> Please note that some Ukrainian scientists, notably historians of the > nationalist school, have the awful habit of politicizing their field by > obstinately viewing Ukraine as if it were the centre of everything, > especially the Slavic world, Christianity, Europe, Western civilization, > or simply the whole world.
Oh, no doubt. I will be the first to admit that in many countries nationalism wins out over science. As I said, however, he did not actually make the claim.
> > > Diphthongs > > > /ae/ [Aj] > > > /oe/ [Oj], perhaps [jev] > > > > Any particular reason in having /e/ be the off-glide? > > To be honest, I don't know when (and where) the pronunciation of > Latin /ae/ shifted from [aj] to [e].
Well, my question was more: why do you claim that the underlying representation is /ae/ (not the spelling <ae>), which is only realized as [ai]?
> > > /p/ before short /e/ for /i/ > [p'] (= [p_j]) > > > > I was a little confused about this for a moment, because ['] > > usually signifies glottalization on a preceding obstruent. > > I suppose as one learns the shorthand, though, it's not a > > bad thing. > > This is how I understood it from the X-SAMPA home page: that ' and _j are > synonyms.
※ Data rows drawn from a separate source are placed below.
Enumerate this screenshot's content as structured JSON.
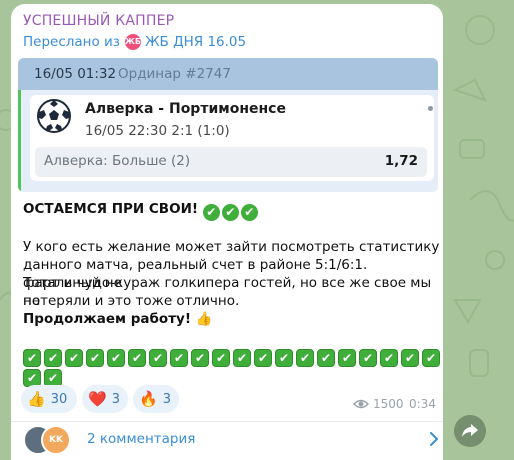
{
  "message": {
    "sender": "УСПЕШНЫЙ КАППЕР",
    "forwarded_prefix": "Переслано из",
    "forwarded_avatar_text": "ЖБ",
    "forwarded_channel": "ЖБ ДНЯ 16.05",
    "bet_card": {
      "datetime": "16/05 01:32",
      "type": "Ординар #2747",
      "match_name": "Алверка - Портимоненсе",
      "match_result": "16/05 22:30 2:1 (1:0)",
      "bet": "Алверка: Больше (2)",
      "odds": "1,72"
    },
    "headline": "ОСТАЕМСЯ ПРИ СВОИ!",
    "headline_checks": [
      "✔",
      "✔",
      "✔"
    ],
    "body_lines": [
      "У кого есть желание может зайти посмотреть статистику",
      "данного матча, реальный счет в районе 5:1/6:1. Тотальный не",
      "фарт и чудо-кураж голкипера гостей, но все же свое мы не",
      "потеряли и это тоже отлично."
    ],
    "closing": "Продолжаем работу!",
    "closing_emoji": "👍",
    "check_rows": [
      [
        "✔",
        "✔",
        "✔",
        "✔",
        "✔",
        "✔",
        "✔",
        "✔",
        "✔",
        "✔",
        "✔",
        "✔",
        "✔",
        "✔",
        "✔",
        "✔",
        "✔",
        "✔",
        "✔",
        "✔"
      ],
      [
        "✔",
        "✔"
      ]
    ],
    "reactions": [
      {
        "emoji": "👍",
        "count": "30"
      },
      {
        "emoji": "❤️",
        "count": "3"
      },
      {
        "emoji": "🔥",
        "count": "3"
      }
    ],
    "views": "1500",
    "time": "0:34",
    "comments_label": "2 комментария",
    "comments_avatar_text": "KK"
  },
  "colors": {
    "background": "#a7c49a",
    "sender": "#9b59b6",
    "link": "#3a8ed8",
    "accent_green": "#4ec45a",
    "card_header": "#a9c4df"
  }
}
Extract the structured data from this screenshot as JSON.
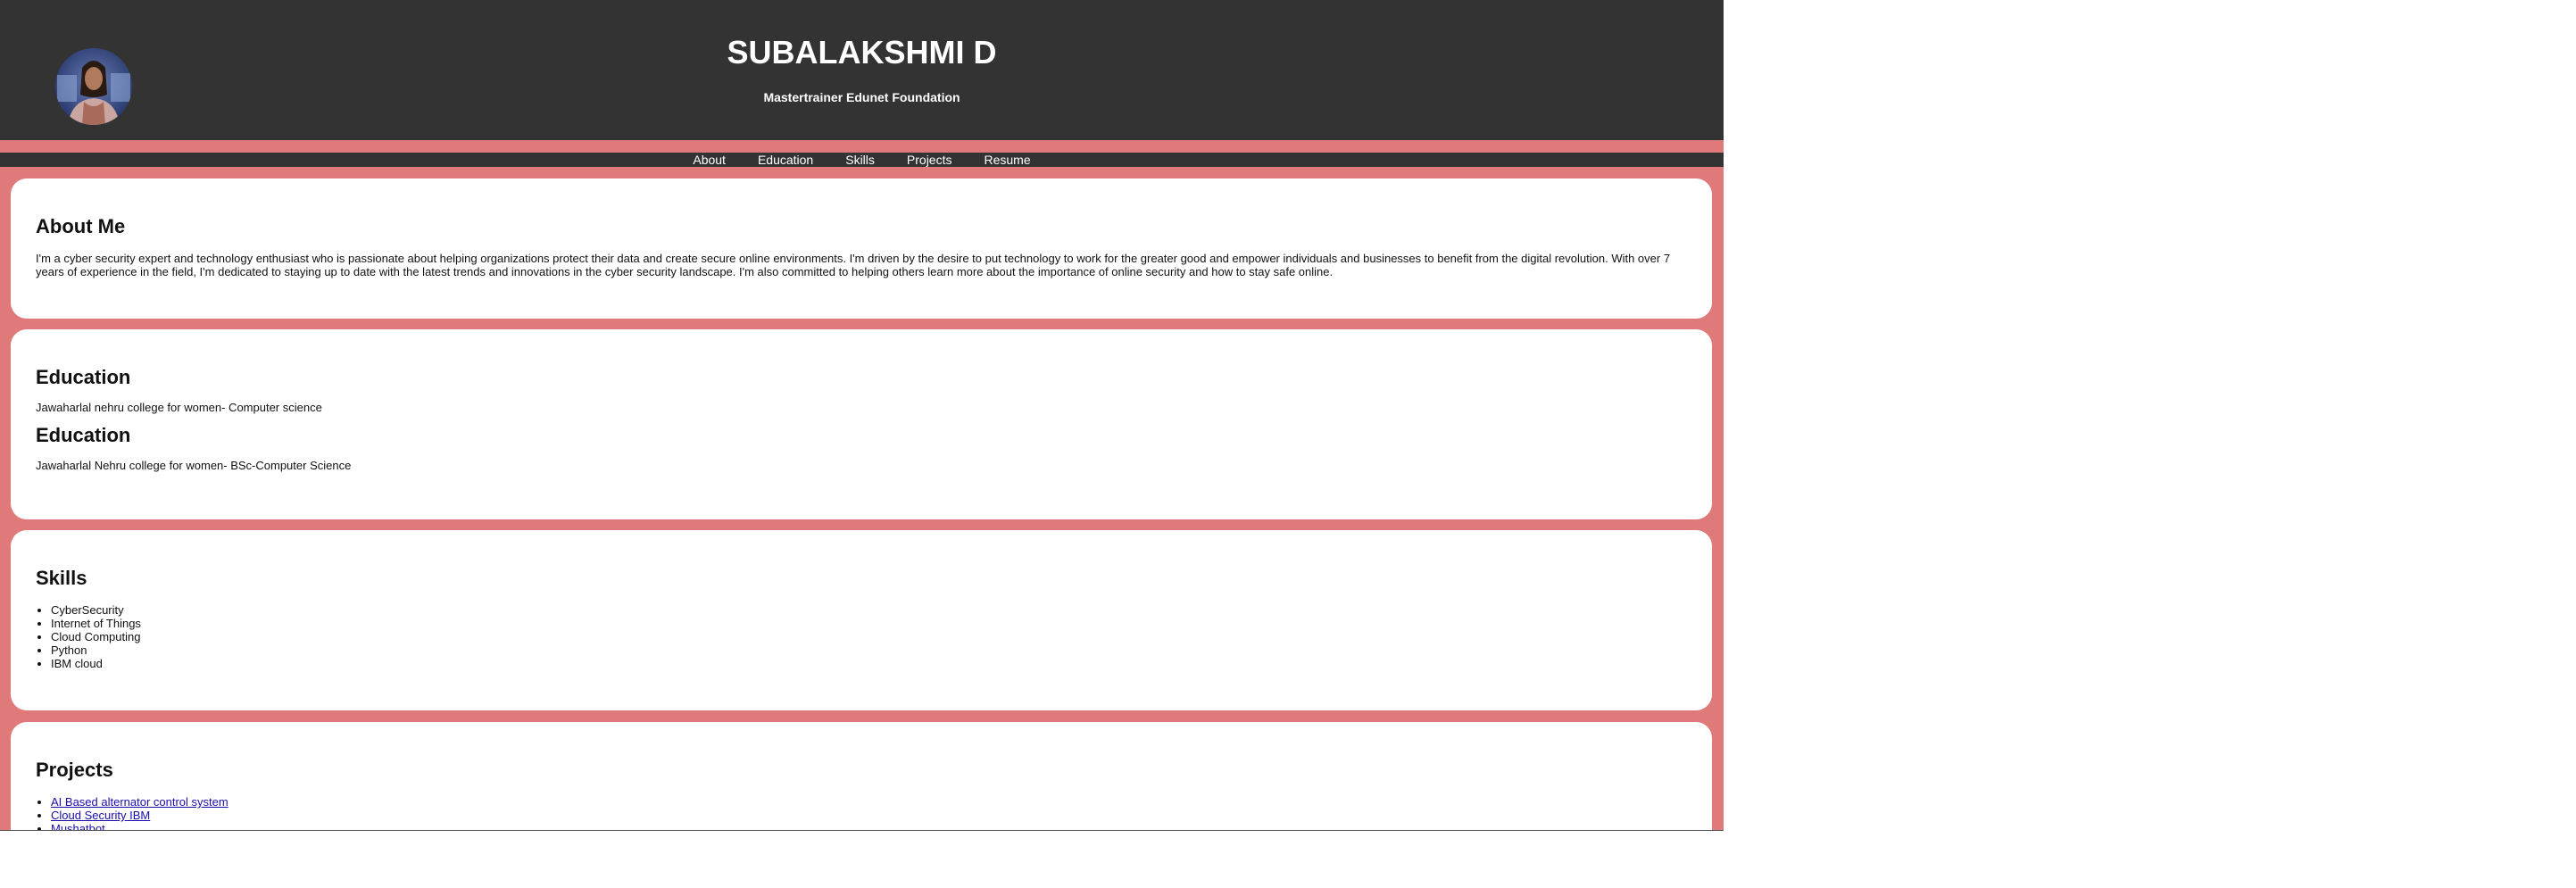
{
  "header": {
    "name": "SUBALAKSHMI D",
    "subtitle": "Mastertrainer Edunet Foundation"
  },
  "nav": {
    "items": [
      "About",
      "Education",
      "Skills",
      "Projects",
      "Resume"
    ]
  },
  "about": {
    "heading": "About Me",
    "text": "I'm a cyber security expert and technology enthusiast who is passionate about helping organizations protect their data and create secure online environments. I'm driven by the desire to put technology to work for the greater good and empower individuals and businesses to benefit from the digital revolution. With over 7 years of experience in the field, I'm dedicated to staying up to date with the latest trends and innovations in the cyber security landscape. I'm also committed to helping others learn more about the importance of online security and how to stay safe online."
  },
  "education": [
    {
      "heading": "Education",
      "text": "Jawaharlal nehru college for women- Computer science"
    },
    {
      "heading": "Education",
      "text": "Jawaharlal Nehru college for women- BSc-Computer Science"
    }
  ],
  "skills": {
    "heading": "Skills",
    "items": [
      "CyberSecurity",
      "Internet of Things",
      "Cloud Computing",
      "Python",
      "IBM cloud"
    ]
  },
  "projects": {
    "heading": "Projects",
    "items": [
      "AI Based alternator control system",
      "Cloud Security IBM",
      "Mushatbot"
    ]
  },
  "colors": {
    "header_bg": "#333333",
    "page_bg": "#e07a7a",
    "card_bg": "#ffffff",
    "link": "#1a0dab"
  },
  "icons": {
    "avatar": "profile-photo"
  }
}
That's fine -- but I don't use X-SAMPA, and I find this particular feature inadequate.
> Thank you for your feedback,
Any time. :) ========================================================================= Thomas Wier Dept. of Linguistics "Nihil magis praestandum est quam ne pecorum ritu University of Chicago sequamur antecedentium gregem, pergentes non qua 1010 E. 59th Street eundum est, sed qua itur." -- Seneca Chicago, IL 60637


Jan van Steenbergen <ijzeren_jan@...>